● **TASK DETAILS**: All lines holding the word "phone" should be located in the records and copied.

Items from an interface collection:
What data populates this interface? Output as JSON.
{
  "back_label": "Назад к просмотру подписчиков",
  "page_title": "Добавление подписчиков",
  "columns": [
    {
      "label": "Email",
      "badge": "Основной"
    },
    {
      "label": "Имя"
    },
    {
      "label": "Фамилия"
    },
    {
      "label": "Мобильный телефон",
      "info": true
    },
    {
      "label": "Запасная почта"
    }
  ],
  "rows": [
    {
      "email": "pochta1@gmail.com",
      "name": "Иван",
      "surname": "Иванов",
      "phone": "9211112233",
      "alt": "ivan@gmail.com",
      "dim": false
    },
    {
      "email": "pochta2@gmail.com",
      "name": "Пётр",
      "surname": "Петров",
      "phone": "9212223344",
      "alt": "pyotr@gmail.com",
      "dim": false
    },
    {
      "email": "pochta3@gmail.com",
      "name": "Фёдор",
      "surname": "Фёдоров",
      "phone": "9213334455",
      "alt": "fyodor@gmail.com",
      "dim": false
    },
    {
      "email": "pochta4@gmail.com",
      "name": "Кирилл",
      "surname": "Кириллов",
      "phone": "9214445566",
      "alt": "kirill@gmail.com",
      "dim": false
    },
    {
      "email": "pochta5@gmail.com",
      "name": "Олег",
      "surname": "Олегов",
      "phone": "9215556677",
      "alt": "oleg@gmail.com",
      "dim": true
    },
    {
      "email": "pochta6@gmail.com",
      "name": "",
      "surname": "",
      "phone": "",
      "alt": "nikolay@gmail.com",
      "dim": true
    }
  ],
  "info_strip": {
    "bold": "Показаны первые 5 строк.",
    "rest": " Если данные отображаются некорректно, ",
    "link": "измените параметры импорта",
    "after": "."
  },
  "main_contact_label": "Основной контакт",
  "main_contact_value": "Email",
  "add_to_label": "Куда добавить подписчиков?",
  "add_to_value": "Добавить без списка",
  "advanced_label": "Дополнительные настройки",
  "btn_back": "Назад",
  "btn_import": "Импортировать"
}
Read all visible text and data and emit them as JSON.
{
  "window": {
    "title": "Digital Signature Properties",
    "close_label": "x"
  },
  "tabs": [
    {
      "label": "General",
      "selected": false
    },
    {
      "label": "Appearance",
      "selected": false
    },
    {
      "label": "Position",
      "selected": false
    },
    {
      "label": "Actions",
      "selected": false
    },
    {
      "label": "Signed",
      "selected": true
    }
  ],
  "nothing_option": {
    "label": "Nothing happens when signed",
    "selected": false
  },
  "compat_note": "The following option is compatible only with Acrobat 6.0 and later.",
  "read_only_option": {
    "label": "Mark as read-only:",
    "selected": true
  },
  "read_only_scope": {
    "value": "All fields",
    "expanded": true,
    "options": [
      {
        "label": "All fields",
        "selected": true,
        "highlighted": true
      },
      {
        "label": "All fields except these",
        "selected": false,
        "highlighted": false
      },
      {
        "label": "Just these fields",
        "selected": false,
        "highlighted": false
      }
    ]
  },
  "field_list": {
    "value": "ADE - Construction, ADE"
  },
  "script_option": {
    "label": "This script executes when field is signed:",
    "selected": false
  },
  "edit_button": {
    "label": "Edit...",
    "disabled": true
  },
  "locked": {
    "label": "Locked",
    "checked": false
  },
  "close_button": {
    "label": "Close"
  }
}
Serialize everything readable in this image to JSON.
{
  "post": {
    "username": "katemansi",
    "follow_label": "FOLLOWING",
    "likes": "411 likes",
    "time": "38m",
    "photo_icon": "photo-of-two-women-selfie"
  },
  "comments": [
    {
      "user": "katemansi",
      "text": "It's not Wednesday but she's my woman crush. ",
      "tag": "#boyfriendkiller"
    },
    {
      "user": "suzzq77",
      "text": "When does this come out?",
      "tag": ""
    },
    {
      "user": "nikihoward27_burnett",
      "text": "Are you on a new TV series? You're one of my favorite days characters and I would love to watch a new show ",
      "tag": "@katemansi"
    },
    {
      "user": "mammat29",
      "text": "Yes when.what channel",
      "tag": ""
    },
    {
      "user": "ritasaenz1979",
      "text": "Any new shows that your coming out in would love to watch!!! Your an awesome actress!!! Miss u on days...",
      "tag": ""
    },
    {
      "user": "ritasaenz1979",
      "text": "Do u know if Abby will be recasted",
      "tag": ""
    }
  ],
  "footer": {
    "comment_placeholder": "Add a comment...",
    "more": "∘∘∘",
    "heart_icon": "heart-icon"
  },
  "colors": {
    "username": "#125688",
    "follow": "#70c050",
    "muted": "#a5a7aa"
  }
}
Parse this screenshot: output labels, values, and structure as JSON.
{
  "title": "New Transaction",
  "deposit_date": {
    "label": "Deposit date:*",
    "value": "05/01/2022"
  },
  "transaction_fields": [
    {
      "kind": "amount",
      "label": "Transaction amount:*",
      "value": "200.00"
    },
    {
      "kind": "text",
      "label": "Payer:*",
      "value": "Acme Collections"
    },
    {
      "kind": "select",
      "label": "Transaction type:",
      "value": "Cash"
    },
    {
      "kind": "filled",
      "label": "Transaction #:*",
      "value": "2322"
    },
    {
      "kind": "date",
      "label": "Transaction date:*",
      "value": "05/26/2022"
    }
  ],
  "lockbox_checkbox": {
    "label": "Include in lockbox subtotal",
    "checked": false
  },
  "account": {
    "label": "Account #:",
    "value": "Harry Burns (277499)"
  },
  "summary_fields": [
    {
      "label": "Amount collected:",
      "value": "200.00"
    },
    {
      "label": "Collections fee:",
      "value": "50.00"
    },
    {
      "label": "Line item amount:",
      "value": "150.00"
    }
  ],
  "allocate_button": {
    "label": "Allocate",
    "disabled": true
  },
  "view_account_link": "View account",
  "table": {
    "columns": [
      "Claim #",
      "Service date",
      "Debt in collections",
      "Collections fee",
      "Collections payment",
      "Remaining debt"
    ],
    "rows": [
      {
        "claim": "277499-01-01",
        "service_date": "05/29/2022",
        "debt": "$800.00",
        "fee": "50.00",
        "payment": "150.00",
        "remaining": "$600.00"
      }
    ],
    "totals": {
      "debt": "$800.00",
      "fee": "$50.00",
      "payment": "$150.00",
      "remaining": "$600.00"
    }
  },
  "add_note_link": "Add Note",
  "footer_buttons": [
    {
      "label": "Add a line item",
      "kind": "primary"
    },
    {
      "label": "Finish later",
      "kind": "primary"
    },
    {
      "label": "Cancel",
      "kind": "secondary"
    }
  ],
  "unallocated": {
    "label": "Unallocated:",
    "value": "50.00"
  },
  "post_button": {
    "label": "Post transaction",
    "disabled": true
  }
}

● **COMPLETED TASK**:
      "phone": "9211112233",
      "phone": "9212223344",
      "phone": "9213334455",
      "phone": "9214445566",
      "phone": "9215556677",
      "phone": "",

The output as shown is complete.